====== Information given

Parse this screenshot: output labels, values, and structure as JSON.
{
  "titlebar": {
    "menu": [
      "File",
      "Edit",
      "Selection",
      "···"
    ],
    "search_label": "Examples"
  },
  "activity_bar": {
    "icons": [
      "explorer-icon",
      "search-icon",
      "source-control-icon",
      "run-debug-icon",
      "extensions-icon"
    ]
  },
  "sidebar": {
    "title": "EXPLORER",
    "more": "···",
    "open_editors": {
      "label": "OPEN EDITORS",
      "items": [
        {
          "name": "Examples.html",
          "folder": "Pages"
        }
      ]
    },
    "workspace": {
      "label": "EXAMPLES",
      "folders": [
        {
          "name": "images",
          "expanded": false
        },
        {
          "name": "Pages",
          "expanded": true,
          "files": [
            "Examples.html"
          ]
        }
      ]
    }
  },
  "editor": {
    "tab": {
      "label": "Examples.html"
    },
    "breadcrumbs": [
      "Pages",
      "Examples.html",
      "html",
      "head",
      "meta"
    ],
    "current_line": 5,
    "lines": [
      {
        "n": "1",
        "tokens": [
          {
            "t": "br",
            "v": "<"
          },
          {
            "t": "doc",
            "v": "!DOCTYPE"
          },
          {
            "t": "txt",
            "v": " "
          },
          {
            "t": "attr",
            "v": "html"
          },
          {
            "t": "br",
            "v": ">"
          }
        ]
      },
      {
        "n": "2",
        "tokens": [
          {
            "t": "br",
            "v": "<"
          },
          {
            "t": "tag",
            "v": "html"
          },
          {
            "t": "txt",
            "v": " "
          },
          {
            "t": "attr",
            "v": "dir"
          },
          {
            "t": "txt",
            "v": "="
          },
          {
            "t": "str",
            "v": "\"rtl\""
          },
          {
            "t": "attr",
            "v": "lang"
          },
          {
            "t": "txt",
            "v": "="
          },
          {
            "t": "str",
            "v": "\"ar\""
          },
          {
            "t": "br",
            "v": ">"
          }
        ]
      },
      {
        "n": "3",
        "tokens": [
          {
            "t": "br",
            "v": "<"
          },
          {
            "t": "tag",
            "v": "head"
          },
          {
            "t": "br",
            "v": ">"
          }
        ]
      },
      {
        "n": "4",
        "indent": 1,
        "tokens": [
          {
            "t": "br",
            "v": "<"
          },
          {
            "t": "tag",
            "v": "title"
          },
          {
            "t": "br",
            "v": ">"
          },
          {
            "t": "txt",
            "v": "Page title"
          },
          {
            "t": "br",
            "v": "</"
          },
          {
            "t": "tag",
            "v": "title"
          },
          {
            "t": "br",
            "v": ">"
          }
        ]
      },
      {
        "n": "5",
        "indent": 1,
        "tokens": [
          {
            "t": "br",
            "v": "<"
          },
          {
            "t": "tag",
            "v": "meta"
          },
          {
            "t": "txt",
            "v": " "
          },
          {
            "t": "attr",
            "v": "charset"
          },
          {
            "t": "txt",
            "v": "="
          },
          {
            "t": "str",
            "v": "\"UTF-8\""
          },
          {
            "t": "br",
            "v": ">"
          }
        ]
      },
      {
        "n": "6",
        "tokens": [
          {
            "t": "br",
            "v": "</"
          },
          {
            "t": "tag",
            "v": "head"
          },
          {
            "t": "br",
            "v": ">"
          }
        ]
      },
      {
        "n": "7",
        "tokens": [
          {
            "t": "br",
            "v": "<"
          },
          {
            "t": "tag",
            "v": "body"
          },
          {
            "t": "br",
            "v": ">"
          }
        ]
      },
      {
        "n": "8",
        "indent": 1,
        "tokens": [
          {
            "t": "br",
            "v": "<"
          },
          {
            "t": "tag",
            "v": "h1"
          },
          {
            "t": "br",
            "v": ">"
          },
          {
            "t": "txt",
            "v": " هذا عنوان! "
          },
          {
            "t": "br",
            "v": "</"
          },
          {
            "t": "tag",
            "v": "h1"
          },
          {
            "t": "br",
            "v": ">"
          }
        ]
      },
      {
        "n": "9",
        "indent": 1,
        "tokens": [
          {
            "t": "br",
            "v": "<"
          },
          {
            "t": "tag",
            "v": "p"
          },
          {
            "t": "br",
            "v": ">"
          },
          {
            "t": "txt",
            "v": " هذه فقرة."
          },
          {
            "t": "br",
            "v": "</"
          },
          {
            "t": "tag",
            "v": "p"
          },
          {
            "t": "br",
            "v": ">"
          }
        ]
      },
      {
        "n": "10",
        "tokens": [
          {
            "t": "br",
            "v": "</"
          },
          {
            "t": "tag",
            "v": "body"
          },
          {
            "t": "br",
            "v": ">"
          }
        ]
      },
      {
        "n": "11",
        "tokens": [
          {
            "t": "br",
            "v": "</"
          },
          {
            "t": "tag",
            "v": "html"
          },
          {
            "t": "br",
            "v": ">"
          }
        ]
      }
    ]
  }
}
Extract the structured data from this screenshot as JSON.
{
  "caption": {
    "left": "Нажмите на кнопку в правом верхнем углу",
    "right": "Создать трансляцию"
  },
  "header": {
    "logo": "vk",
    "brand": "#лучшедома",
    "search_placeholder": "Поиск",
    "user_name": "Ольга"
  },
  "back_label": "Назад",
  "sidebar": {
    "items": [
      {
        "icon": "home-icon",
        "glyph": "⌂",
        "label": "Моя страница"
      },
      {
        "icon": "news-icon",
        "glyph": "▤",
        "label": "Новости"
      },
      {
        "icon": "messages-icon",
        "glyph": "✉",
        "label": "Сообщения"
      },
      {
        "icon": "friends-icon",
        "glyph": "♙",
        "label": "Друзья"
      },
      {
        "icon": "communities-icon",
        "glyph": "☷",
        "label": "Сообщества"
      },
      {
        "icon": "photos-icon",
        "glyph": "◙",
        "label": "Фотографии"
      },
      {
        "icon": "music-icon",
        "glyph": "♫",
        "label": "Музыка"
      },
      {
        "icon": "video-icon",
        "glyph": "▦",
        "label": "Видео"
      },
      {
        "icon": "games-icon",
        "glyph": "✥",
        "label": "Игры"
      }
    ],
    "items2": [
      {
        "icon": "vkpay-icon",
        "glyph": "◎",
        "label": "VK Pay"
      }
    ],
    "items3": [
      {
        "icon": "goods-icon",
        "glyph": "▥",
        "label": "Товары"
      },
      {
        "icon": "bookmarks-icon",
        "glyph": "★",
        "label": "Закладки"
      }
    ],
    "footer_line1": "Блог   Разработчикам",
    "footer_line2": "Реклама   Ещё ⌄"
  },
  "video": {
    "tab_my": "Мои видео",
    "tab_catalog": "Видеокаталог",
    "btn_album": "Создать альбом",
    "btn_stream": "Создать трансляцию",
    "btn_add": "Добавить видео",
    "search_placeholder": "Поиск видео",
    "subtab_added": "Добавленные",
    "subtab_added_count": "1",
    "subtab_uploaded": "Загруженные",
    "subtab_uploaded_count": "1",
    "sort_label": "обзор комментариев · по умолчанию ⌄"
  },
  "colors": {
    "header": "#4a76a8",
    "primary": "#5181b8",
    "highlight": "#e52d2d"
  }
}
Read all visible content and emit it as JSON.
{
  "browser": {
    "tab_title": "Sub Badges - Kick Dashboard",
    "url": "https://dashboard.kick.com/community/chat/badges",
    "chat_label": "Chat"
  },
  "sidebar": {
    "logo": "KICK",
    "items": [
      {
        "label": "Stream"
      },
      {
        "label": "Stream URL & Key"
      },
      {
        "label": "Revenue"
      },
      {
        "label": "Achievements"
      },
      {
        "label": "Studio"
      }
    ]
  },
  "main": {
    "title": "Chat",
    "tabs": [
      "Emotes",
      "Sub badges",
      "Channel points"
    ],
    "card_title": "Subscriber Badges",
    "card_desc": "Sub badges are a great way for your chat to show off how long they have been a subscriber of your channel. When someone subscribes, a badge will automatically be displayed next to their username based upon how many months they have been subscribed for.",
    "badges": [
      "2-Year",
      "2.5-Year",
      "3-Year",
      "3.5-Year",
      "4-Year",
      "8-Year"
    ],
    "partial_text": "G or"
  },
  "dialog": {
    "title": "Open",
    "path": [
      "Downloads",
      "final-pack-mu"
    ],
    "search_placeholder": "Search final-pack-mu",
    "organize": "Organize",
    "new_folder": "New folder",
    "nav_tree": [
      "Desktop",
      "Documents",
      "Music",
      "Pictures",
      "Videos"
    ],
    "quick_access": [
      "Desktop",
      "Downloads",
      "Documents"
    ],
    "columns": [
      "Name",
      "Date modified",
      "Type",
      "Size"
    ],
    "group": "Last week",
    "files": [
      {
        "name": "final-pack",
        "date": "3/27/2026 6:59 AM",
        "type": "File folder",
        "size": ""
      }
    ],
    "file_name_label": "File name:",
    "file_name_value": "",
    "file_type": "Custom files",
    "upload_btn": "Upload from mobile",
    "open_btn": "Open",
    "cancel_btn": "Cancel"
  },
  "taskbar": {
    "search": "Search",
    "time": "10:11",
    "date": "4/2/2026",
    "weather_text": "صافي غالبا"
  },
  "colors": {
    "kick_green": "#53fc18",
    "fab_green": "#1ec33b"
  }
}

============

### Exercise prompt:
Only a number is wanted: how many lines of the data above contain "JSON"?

### Answer box:
3